### Your instructions
Nothing in the entries may be dropped: restate them word for word.

### Given information
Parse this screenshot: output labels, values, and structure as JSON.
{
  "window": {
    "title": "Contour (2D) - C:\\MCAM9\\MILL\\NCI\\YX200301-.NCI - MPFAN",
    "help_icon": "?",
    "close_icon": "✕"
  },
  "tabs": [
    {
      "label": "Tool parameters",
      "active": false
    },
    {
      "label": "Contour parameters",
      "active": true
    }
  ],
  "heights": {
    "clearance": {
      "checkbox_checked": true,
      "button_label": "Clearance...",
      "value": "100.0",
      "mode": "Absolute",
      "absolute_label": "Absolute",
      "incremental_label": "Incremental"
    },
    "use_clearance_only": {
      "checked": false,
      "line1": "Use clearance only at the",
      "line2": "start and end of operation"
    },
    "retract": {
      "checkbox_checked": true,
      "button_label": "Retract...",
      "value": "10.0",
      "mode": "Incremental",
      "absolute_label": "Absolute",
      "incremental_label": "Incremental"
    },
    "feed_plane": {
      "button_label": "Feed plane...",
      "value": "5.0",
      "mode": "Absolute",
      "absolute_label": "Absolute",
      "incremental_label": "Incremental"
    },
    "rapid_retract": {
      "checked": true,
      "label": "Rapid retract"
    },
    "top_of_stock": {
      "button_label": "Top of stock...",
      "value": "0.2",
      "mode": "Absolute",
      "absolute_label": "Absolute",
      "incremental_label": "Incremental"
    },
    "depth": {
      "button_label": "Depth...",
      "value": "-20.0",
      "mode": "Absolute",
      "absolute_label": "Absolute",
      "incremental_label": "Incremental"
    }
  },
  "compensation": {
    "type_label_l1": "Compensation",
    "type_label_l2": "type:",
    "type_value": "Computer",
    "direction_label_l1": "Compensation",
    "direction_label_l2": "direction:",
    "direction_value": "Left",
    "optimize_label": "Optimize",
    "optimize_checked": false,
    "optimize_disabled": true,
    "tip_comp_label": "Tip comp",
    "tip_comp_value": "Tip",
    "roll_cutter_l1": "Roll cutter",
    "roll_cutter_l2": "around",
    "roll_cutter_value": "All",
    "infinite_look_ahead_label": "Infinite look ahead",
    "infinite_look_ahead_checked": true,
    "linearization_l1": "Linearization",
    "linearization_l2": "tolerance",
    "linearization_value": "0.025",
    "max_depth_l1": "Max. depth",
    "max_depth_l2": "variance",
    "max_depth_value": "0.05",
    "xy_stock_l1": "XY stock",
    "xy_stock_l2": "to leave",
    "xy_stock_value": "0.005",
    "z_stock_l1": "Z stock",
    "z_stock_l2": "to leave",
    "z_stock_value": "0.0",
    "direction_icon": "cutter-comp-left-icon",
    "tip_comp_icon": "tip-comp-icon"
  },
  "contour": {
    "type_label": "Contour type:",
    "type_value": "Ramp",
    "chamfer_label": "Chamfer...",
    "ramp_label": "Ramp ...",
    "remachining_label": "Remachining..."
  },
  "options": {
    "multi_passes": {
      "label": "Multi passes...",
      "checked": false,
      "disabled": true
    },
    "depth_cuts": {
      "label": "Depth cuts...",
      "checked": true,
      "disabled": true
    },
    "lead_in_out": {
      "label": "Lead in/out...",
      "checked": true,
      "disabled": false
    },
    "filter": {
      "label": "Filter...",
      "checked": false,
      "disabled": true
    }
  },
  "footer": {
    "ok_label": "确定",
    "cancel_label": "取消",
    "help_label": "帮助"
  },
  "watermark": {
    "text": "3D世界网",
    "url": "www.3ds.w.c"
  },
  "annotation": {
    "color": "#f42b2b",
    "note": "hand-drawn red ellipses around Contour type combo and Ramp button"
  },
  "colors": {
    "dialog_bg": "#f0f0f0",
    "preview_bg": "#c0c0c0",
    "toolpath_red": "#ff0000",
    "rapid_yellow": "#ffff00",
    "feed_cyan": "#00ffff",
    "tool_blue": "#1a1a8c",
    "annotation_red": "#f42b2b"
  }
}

### Answer box
Parse this screenshot: output labels, values, and structure as JSON.
{
  "window": {
    "title": "Contour (2D) - C:\\MCAM9\\MILL\\NCI\\YX200301-.NCI - MPFAN",
    "help_icon": "?",
    "close_icon": "✕"
  },
  "tabs": [
    {
      "label": "Tool parameters",
      "active": false
    },
    {
      "label": "Contour parameters",
      "active": true
    }
  ],
  "heights": {
    "clearance": {
      "checkbox_checked": true,
      "button_label": "Clearance...",
      "value": "100.0",
      "mode": "Absolute",
      "absolute_label": "Absolute",
      "incremental_label": "Incremental"
    },
    "use_clearance_only": {
      "checked": false,
      "line1": "Use clearance only at the",
      "line2": "start and end of operation"
    },
    "retract": {
      "checkbox_checked": true,
      "button_label": "Retract...",
      "value": "10.0",
      "mode": "Incremental",
      "absolute_label": "Absolute",
      "incremental_label": "Incremental"
    },
    "feed_plane": {
      "button_label": "Feed plane...",
      "value": "5.0",
      "mode": "Absolute",
      "absolute_label": "Absolute",
      "incremental_label": "Incremental"
    },
    "rapid_retract": {
      "checked": true,
      "label": "Rapid retract"
    },
    "top_of_stock": {
      "button_label": "Top of stock...",
      "value": "0.2",
      "mode": "Absolute",
      "absolute_label": "Absolute",
      "incremental_label": "Incremental"
    },
    "depth": {
      "button_label": "Depth...",
      "value": "-20.0",
      "mode": "Absolute",
      "absolute_label": "Absolute",
      "incremental_label": "Incremental"
    }
  },
  "compensation": {
    "type_label_l1": "Compensation",
    "type_label_l2": "type:",
    "type_value": "Computer",
    "direction_label_l1": "Compensation",
    "direction_label_l2": "direction:",
    "direction_value": "Left",
    "optimize_label": "Optimize",
    "optimize_checked": false,
    "optimize_disabled": true,
    "tip_comp_label": "Tip comp",
    "tip_comp_value": "Tip",
    "roll_cutter_l1": "Roll cutter",
    "roll_cutter_l2": "around",
    "roll_cutter_value": "All",
    "infinite_look_ahead_label": "Infinite look ahead",
    "infinite_look_ahead_checked": true,
    "linearization_l1": "Linearization",
    "linearization_l2": "tolerance",
    "linearization_value": "0.025",
    "max_depth_l1": "Max. depth",
    "max_depth_l2": "variance",
    "max_depth_value": "0.05",
    "xy_stock_l1": "XY stock",
    "xy_stock_l2": "to leave",
    "xy_stock_value": "0.005",
    "z_stock_l1": "Z stock",
    "z_stock_l2": "to leave",
    "z_stock_value": "0.0",
    "direction_icon": "cutter-comp-left-icon",
    "tip_comp_icon": "tip-comp-icon"
  },
  "contour": {
    "type_label": "Contour type:",
    "type_value": "Ramp",
    "chamfer_label": "Chamfer...",
    "ramp_label": "Ramp ...",
    "remachining_label": "Remachining..."
  },
  "options": {
    "multi_passes": {
      "label": "Multi passes...",
      "checked": false,
      "disabled": true
    },
    "depth_cuts": {
      "label": "Depth cuts...",
      "checked": true,
      "disabled": true
    },
    "lead_in_out": {
      "label": "Lead in/out...",
      "checked": true,
      "disabled": false
    },
    "filter": {
      "label": "Filter...",
      "checked": false,
      "disabled": true
    }
  },
  "footer": {
    "ok_label": "确定",
    "cancel_label": "取消",
    "help_label": "帮助"
  },
  "watermark": {
    "text": "3D世界网",
    "url": "www.3ds.w.c"
  },
  "annotation": {
    "color": "#f42b2b",
    "note": "hand-drawn red ellipses around Contour type combo and Ramp button"
  },
  "colors": {
    "dialog_bg": "#f0f0f0",
    "preview_bg": "#c0c0c0",
    "toolpath_red": "#ff0000",
    "rapid_yellow": "#ffff00",
    "feed_cyan": "#00ffff",
    "tool_blue": "#1a1a8c",
    "annotation_red": "#f42b2b"
  }
}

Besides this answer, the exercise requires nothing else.